“Soon I was well enough to attend the trial,” says McGrath. “I was appalled by the attitude of the judge and jury. It was clear that they just despised the defendants.”
Twelve of the defendants were sent to San Quentin prison in 1942. After the trial, the Sleepy Lagoon Defense Committee was formed to publicize the case and raise money for a legal appeal. McGrath volunteered for the committee, starting a newsletter for the men in prison and visiting them regularly. After several months, the committee’s national chairman, Cary McWilliams, asked her to be executive secretary.
“I was very timid but very committed,” she recalls. “I told him, ‘I’ve never done anything like that before.’ And he said the four words that changed my life: ‘And now you will.’”
McGrath, who knew “zero about managing an office,” learned on the job. She also gained confidence as a public speaker. “I started out very nervous, with trembling hands,” she says. “But I kept doing it, and a year later I spoke to 1,000 longshoremen in San Francisco. I was passionate and articulate and they gave us $1,000.”
That’s when McGrath met legendary labor leader Harry Bridges, whom she and others joined for drinks. “To me, that was huge,” says McGrath. “Meeting Harry Bridges was a highlight of my young life.”
In 1944, thanks to the Sleepy Lagoon Defense Committee, the case went to appeal. The court unanimously overturned the convictions and freed the 12 defendants.
The case was brought to light again in 1978 when Luis Valdez’s play Zoot Suit—later made into a film—opened. In Zoot Suit, a drama based on the Sleepy Lagoon trial, Alice figures prominently in the story. “The Alice character in Zoot Suit has some elements that are the real Alice and some that are created,” says McGrath, “but Luis Valdez really gets the flavor of the time.”
So what does a social activist do after helping overturn 12 murder convictions? McGrath took on smaller projects, including organizing an 83rd birthday party for renowned African American intellectual and writer W.E.B. DuBois, who became a “lifelong friend.” She also served as a publisher’s sales representative, a retail clerk, a figure model, and a teacher of self defense for girls and women.
In her mid-60s, when most people begin slowing down, McGrath discovered another passion: Nicaragua. She took her first trip there in 1984 “out of curiosity” and fell in love with the country.
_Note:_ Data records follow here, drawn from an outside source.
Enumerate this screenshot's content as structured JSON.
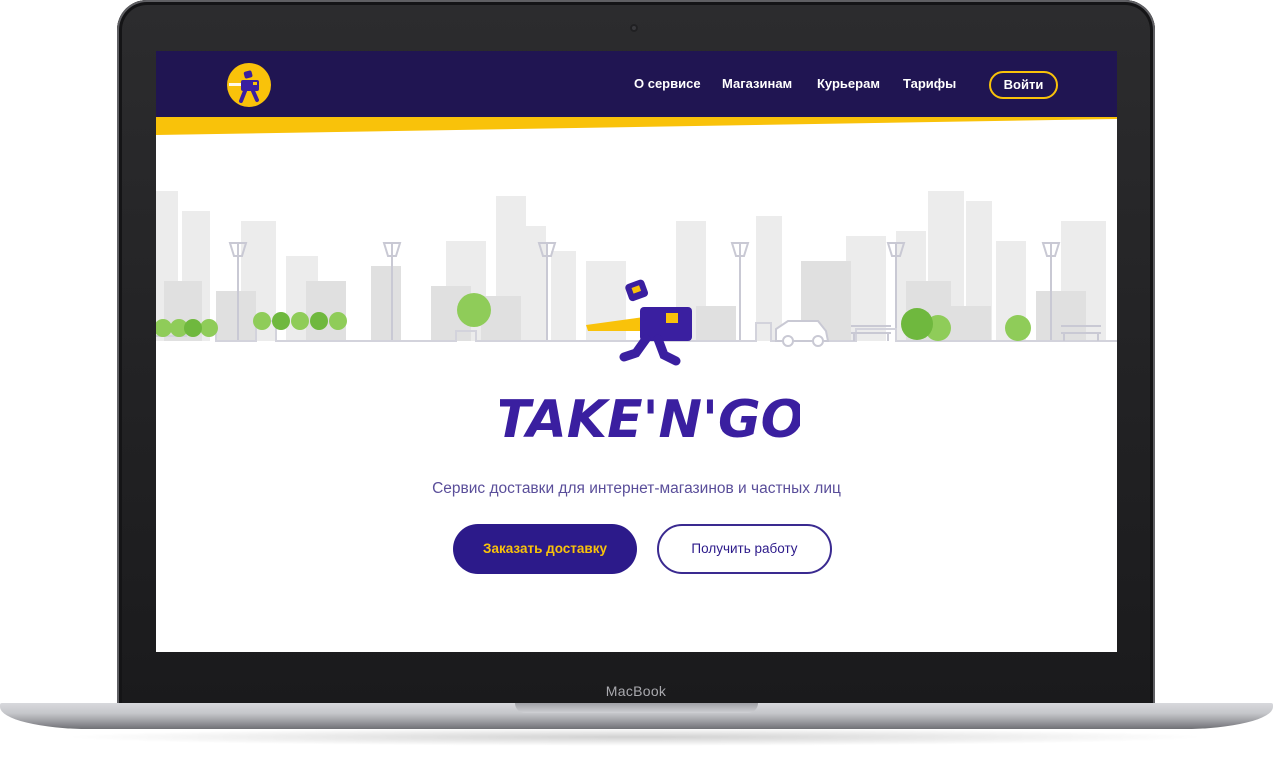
{
  "device": {
    "bezel_label": "MacBook"
  },
  "nav": {
    "links": [
      "О сервисе",
      "Магазинам",
      "Курьерам",
      "Тарифы"
    ],
    "login_label": "Войти"
  },
  "hero": {
    "brand_wordmark": "TAKE'N'GO",
    "tagline": "Сервис доставки для интернет-магазинов и частных лиц",
    "primary_cta": "Заказать доставку",
    "secondary_cta": "Получить работу"
  },
  "colors": {
    "brand_navy": "#201552",
    "brand_purple": "#3a1fa0",
    "brand_yellow": "#f9c20a",
    "tree_green": "#8fcc59"
  },
  "icons": [
    "courier-logo-icon",
    "courier-mascot-icon"
  ]
}
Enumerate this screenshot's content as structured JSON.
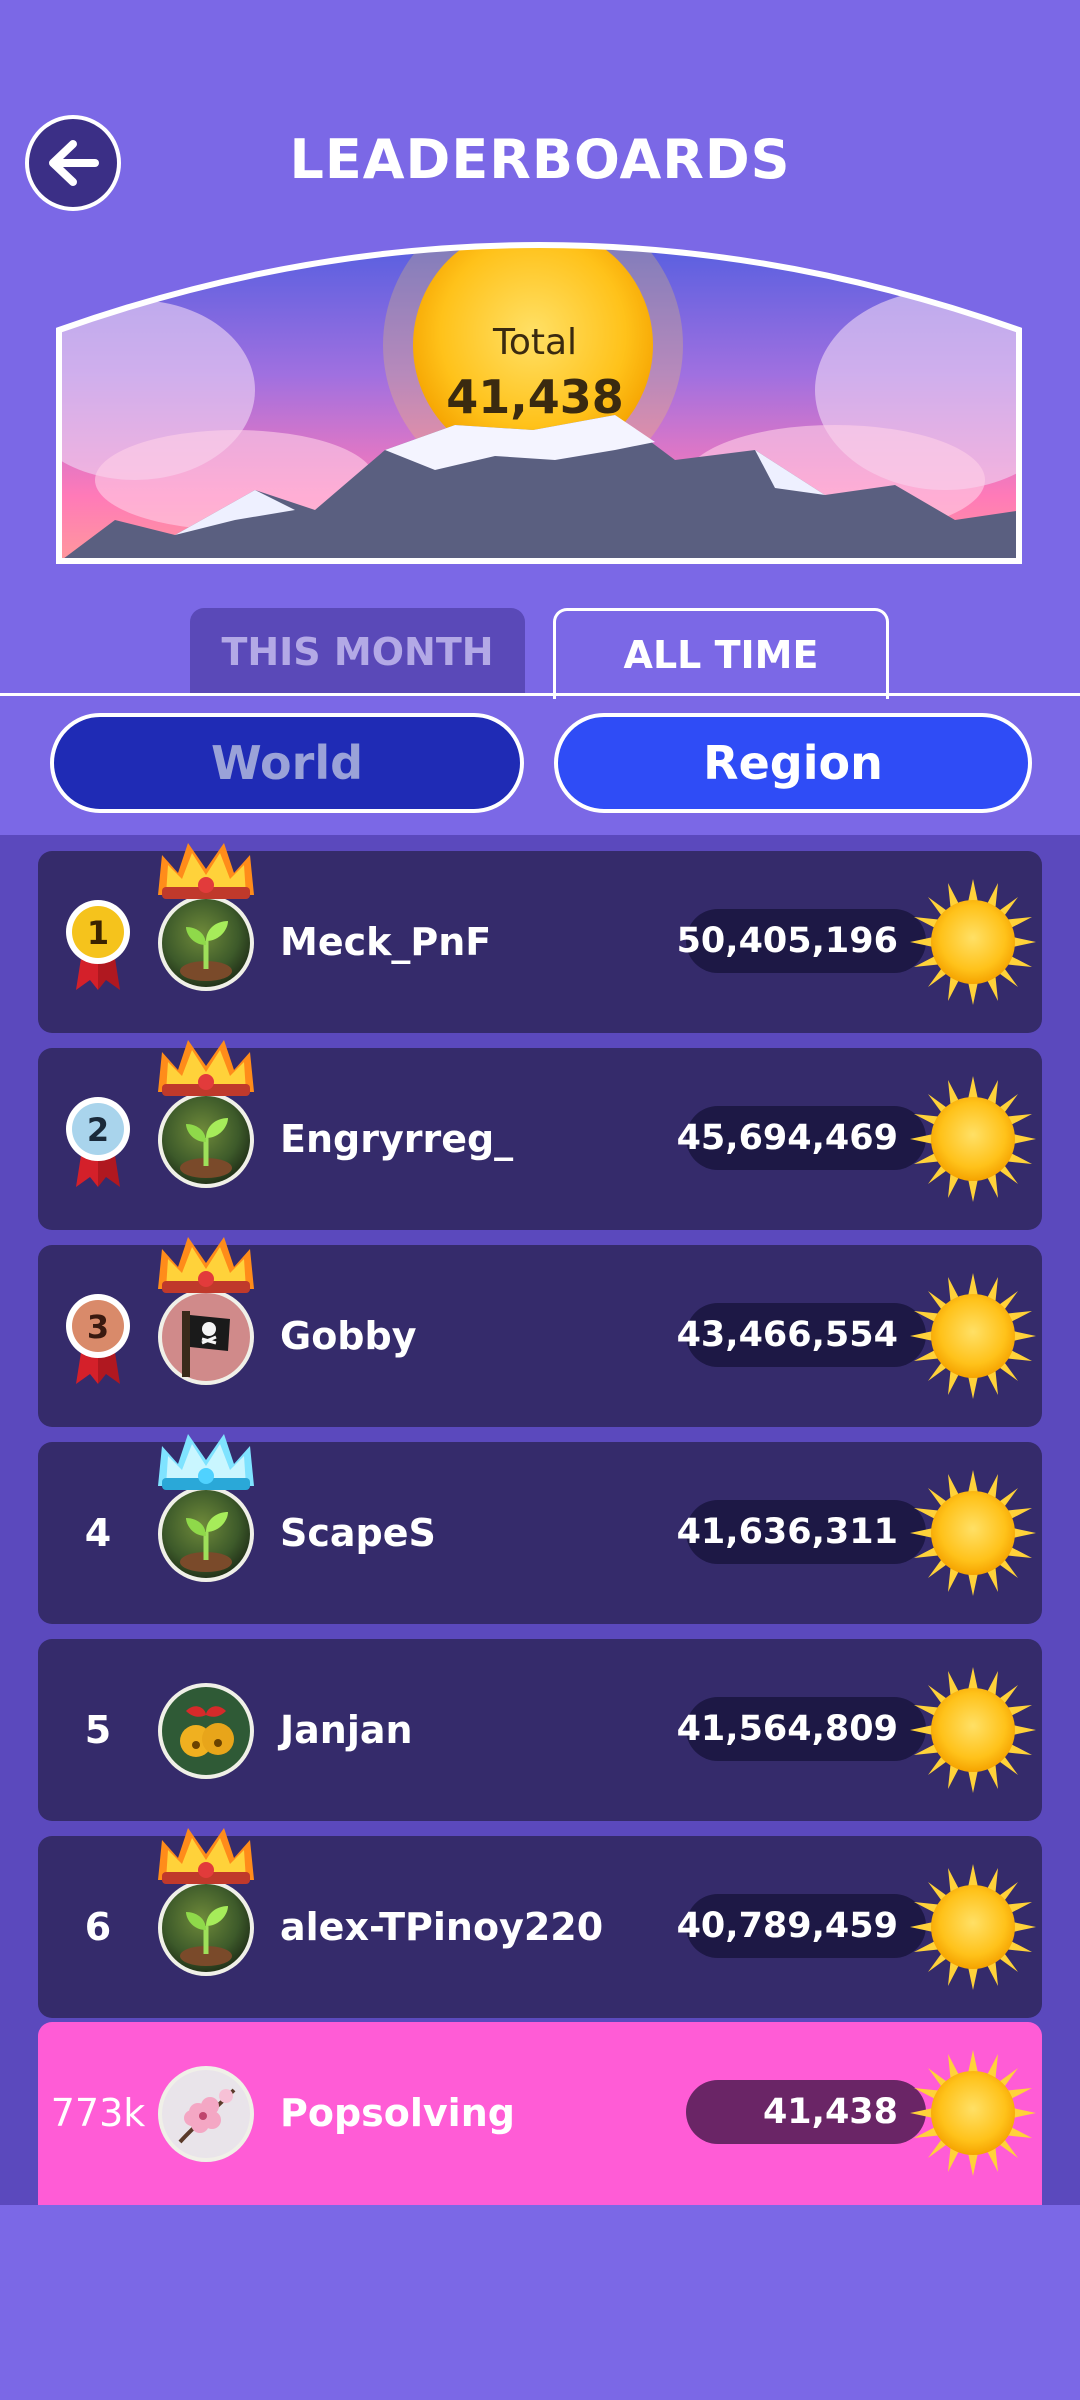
{
  "header": {
    "title": "LEADERBOARDS",
    "back_icon": "arrow-left-icon"
  },
  "banner": {
    "total_label": "Total",
    "total_value": "41,438"
  },
  "tabs": [
    {
      "label": "THIS MONTH",
      "selected": false
    },
    {
      "label": "ALL TIME",
      "selected": true
    }
  ],
  "segments": [
    {
      "label": "World",
      "selected": false
    },
    {
      "label": "Region",
      "selected": true
    }
  ],
  "rows": [
    {
      "rank": "1",
      "medal": "gold",
      "name": "Meck_PnF",
      "score": "50,405,196",
      "avatar": "sprout",
      "crown": "fire"
    },
    {
      "rank": "2",
      "medal": "silver",
      "name": "Engryrreg_",
      "score": "45,694,469",
      "avatar": "sprout",
      "crown": "fire"
    },
    {
      "rank": "3",
      "medal": "bronze",
      "name": "Gobby",
      "score": "43,466,554",
      "avatar": "pirate",
      "crown": "fire"
    },
    {
      "rank": "4",
      "medal": "",
      "name": "ScapeS",
      "score": "41,636,311",
      "avatar": "sprout",
      "crown": "ice"
    },
    {
      "rank": "5",
      "medal": "",
      "name": "Janjan",
      "score": "41,564,809",
      "avatar": "bells",
      "crown": ""
    },
    {
      "rank": "6",
      "medal": "",
      "name": "alex-TPinoy220",
      "score": "40,789,459",
      "avatar": "sprout",
      "crown": "fire"
    }
  ],
  "me": {
    "rank": "773k",
    "name": "Popsolving",
    "score": "41,438",
    "avatar": "blossom"
  },
  "colors": {
    "background": "#7b68e6",
    "row": "#352b6b",
    "me_row": "#ff5cd6",
    "region_button": "#2f4cf6",
    "world_button": "#1f2bb5"
  }
}
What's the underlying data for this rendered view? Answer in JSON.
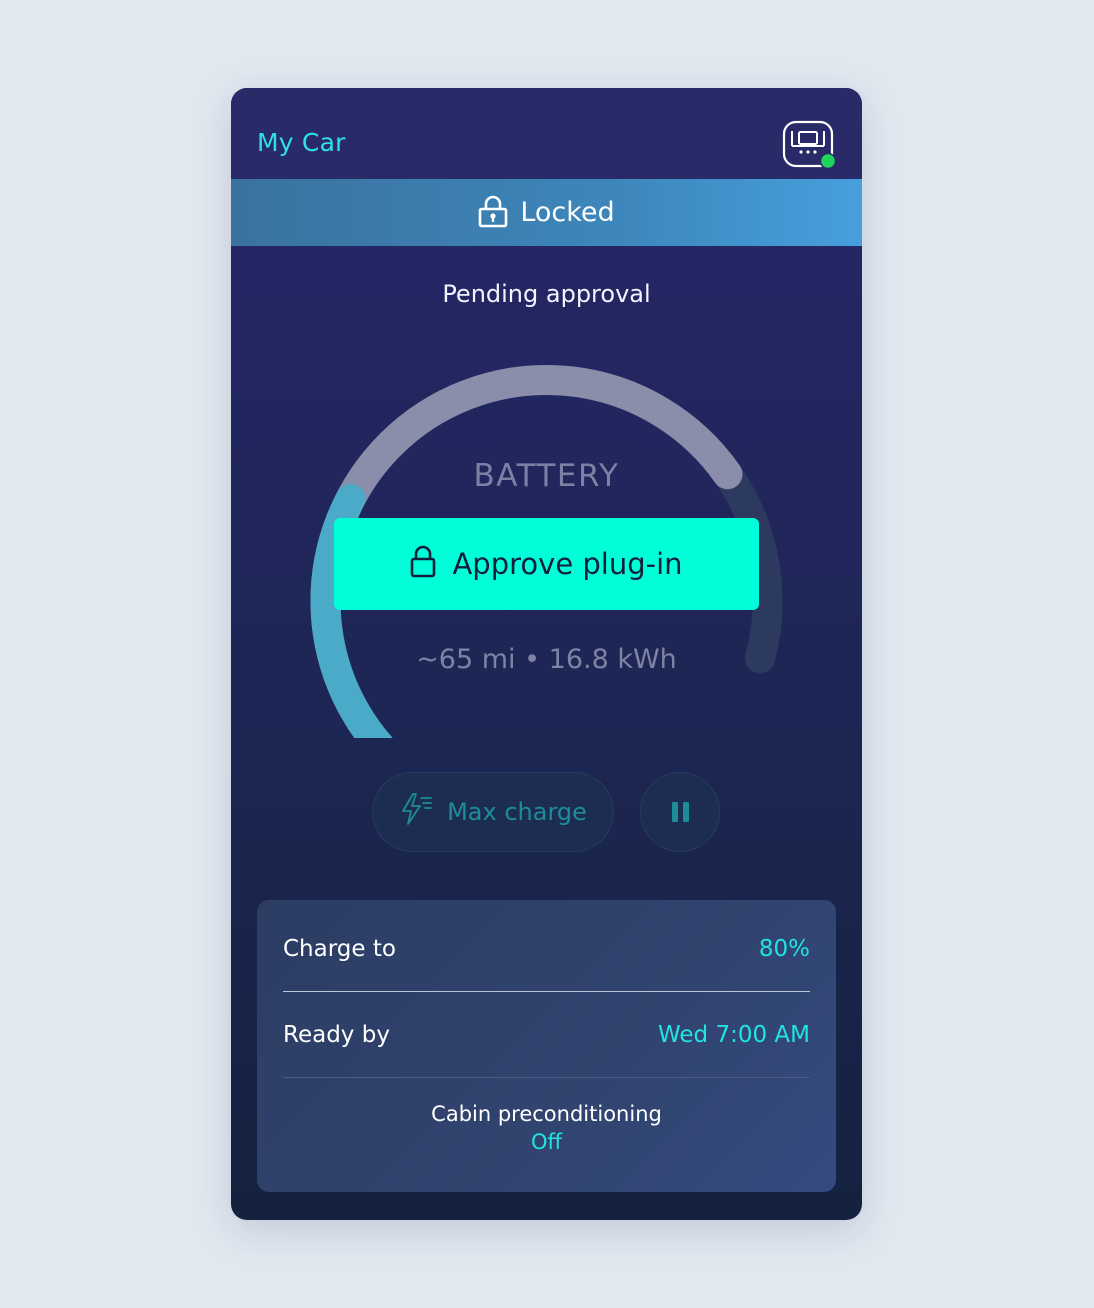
{
  "header": {
    "title": "My Car"
  },
  "lock_banner": {
    "label": "Locked"
  },
  "status": {
    "text": "Pending approval"
  },
  "gauge": {
    "label": "BATTERY",
    "charge_level": 0.33,
    "target_level": 0.8,
    "range_text": "~65 mi • 16.8 kWh"
  },
  "approve_button": {
    "label": "Approve plug-in"
  },
  "controls": {
    "max_charge_label": "Max charge"
  },
  "settings": {
    "charge_to": {
      "label": "Charge to",
      "value": "80%"
    },
    "ready_by": {
      "label": "Ready by",
      "value": "Wed 7:00 AM"
    },
    "cabin": {
      "label": "Cabin preconditioning",
      "value": "Off"
    }
  },
  "colors": {
    "accent": "#00ffd8",
    "accent_text": "#2de1e8",
    "charge_arc": "#4aaac8",
    "target_arc": "#8a8eab",
    "online_dot": "#1fd65a"
  },
  "icons": {
    "charger": "ev-charger-icon",
    "lock": "padlock-icon",
    "bolt": "lightning-bolt-icon",
    "pause": "pause-icon"
  }
}
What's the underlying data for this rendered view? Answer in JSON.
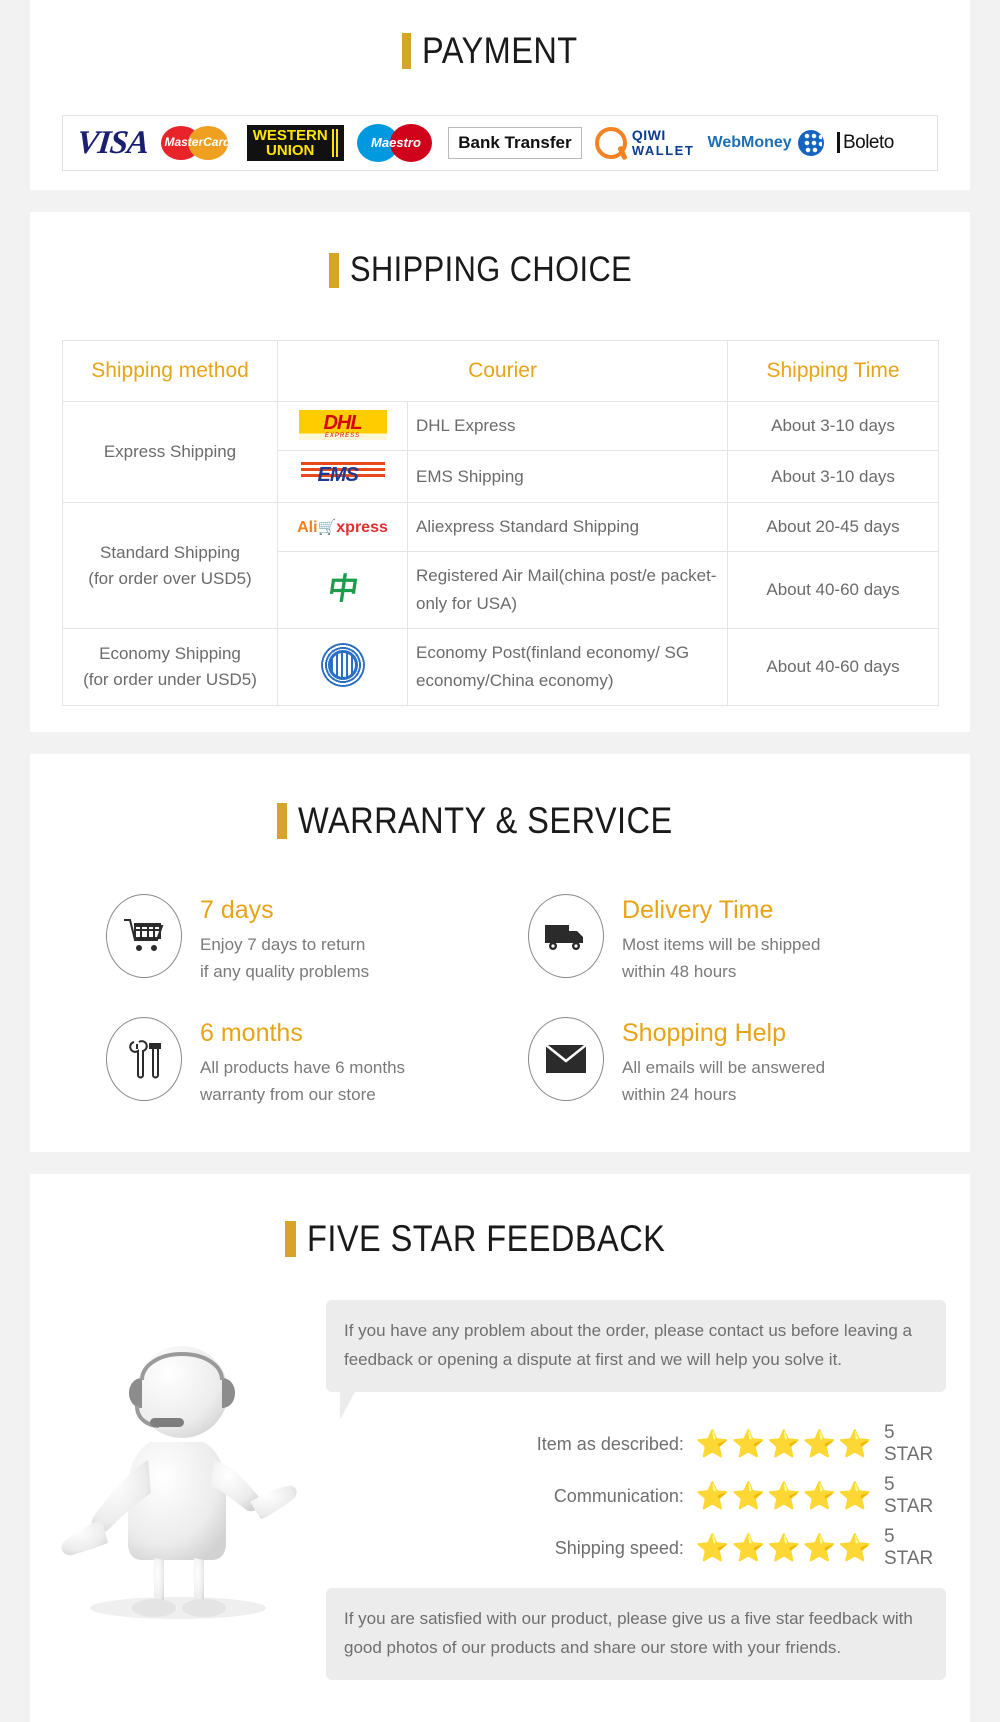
{
  "payment": {
    "title": "PAYMENT",
    "accent": "#d6a429",
    "methods": [
      {
        "name": "visa-logo",
        "label": "VISA"
      },
      {
        "name": "mastercard-logo",
        "label": "MasterCard"
      },
      {
        "name": "western-union-logo",
        "label1": "WESTERN",
        "label2": "UNION"
      },
      {
        "name": "maestro-logo",
        "label": "Maestro"
      },
      {
        "name": "bank-transfer-logo",
        "label": "Bank Transfer"
      },
      {
        "name": "qiwi-wallet-logo",
        "label1": "QIWI",
        "label2": "WALLET"
      },
      {
        "name": "webmoney-logo",
        "label": "WebMoney"
      },
      {
        "name": "boleto-logo",
        "label": "Boleto"
      }
    ]
  },
  "shipping": {
    "title": "SHIPPING CHOICE",
    "headers": [
      "Shipping method",
      "Courier",
      "Shipping Time"
    ],
    "groups": [
      {
        "method": "Express Shipping",
        "method_note": "",
        "rows": [
          {
            "logo": "dhl-logo",
            "logo_text": "DHL",
            "logo_sub": "EXPRESS",
            "courier": "DHL Express",
            "time": "About 3-10 days"
          },
          {
            "logo": "ems-logo",
            "logo_text": "EMS",
            "logo_sub": "",
            "courier": "EMS Shipping",
            "time": "About 3-10 days"
          }
        ]
      },
      {
        "method": "Standard Shipping",
        "method_note": "(for order over USD5)",
        "rows": [
          {
            "logo": "aliexpress-logo",
            "logo_text": "AliExpress",
            "logo_sub": "",
            "courier": "Aliexpress Standard Shipping",
            "time": "About 20-45 days"
          },
          {
            "logo": "china-post-logo",
            "logo_text": "China Post",
            "logo_sub": "",
            "courier": "Registered Air Mail(china post/e packet-only for USA)",
            "time": "About 40-60 days"
          }
        ]
      },
      {
        "method": "Economy Shipping",
        "method_note": "(for order under USD5)",
        "rows": [
          {
            "logo": "un-post-logo",
            "logo_text": "UN",
            "logo_sub": "",
            "courier": "Economy Post(finland economy/ SG economy/China economy)",
            "time": "About 40-60 days"
          }
        ]
      }
    ]
  },
  "warranty": {
    "title": "WARRANTY & SERVICE",
    "items": [
      {
        "icon": "shopping-cart-icon",
        "title": "7 days",
        "lines": [
          "Enjoy 7 days to return",
          "if any quality problems"
        ]
      },
      {
        "icon": "delivery-truck-icon",
        "title": "Delivery Time",
        "lines": [
          "Most items will be shipped",
          "within 48 hours"
        ]
      },
      {
        "icon": "tools-icon",
        "title": "6 months",
        "lines": [
          "All products have 6 months",
          "warranty from our store"
        ]
      },
      {
        "icon": "envelope-icon",
        "title": "Shopping Help",
        "lines": [
          "All emails will be answered",
          "within 24 hours"
        ]
      }
    ]
  },
  "feedback": {
    "title": "FIVE STAR FEEDBACK",
    "bubble_top": "If you have any problem about the order, please contact us before leaving a feedback or opening a dispute at first and we will help you solve it.",
    "ratings": [
      {
        "label": "Item as described:",
        "stars": 5,
        "value": "5 STAR"
      },
      {
        "label": "Communication:",
        "stars": 5,
        "value": "5 STAR"
      },
      {
        "label": "Shipping speed:",
        "stars": 5,
        "value": "5 STAR"
      }
    ],
    "bubble_bottom": "If you are satisfied with our product, please give us a five star feedback with good photos of our products and share our store with your friends.",
    "mascot": "support-agent-figure"
  }
}
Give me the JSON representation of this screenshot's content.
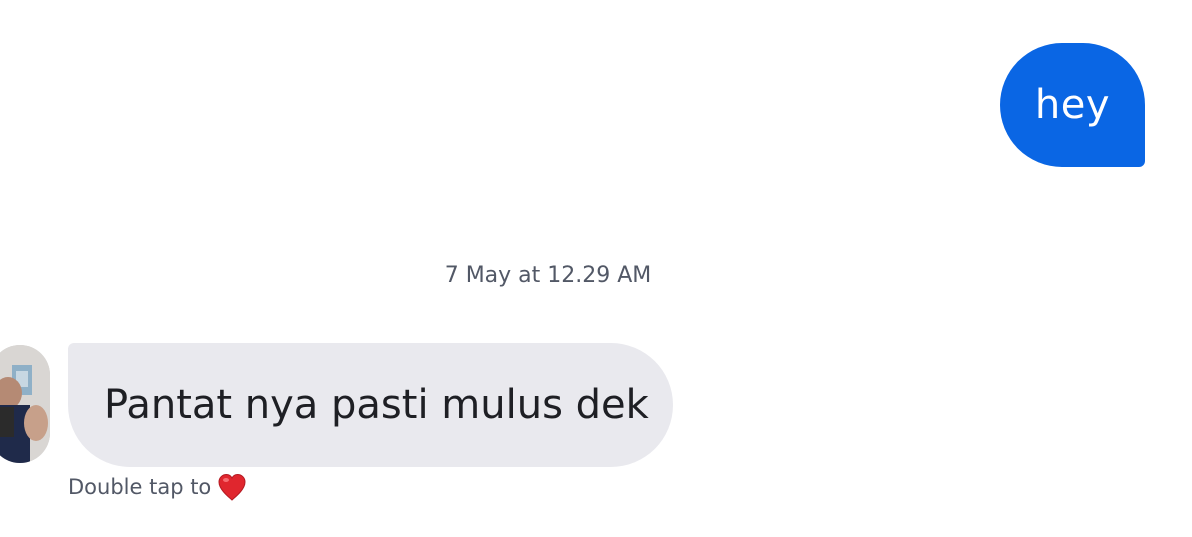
{
  "messages": {
    "sent": {
      "text": "hey"
    },
    "timestamp": "7 May at 12.29 AM",
    "received": {
      "text": "Pantat nya pasti mulus dek",
      "hint": "Double tap to",
      "hint_icon": "heart-icon"
    }
  },
  "colors": {
    "sent_bubble": "#0a66e4",
    "received_bubble": "#e9e9ee",
    "meta_text": "#525866",
    "heart": "#e0262e"
  }
}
“I was so excited to be there that I wanted to bring more people down with me,” she recalls. She began taking friends, then led political tours, and finally arranged tours for groups of academics. She has made 86 trips to Nicaragua in the past 20 years, and is departing for her 87th trip this month to visit friends.
McGrath also has been stirring things up closer to home. Several years after moving to Ventura, California, she discovered that the city’s bar association had no pro bono program. “Every county is supposed to have one, so I offered to start one,” she says. “For two years I was almost full-time as a volunteer for them.”
Once that program was established, McGrath began working with attorneys and court personnel as a client advocate, working “to make the process of court less painful for poor people.” Like nearly all her previous endeavors, the focus was on helping those without a voice.
Her recent gifts to the Harry Bridges Center for Labor Studies have a similar inspiration.
“I admired Harry Bridges more than any other labor leader,” says McGrath. “He was faithful to his death and represented the very best of the U.S. labor movement, which has provided a much needed voice for working people.
“I feel very lucky to have been able to make a generous contribution. And it’s not just a contribution, it’s an investment. With the charitable gift annuity, I get money while I’m alive and the Labor Studies benefits when I die. I feel just great about it.”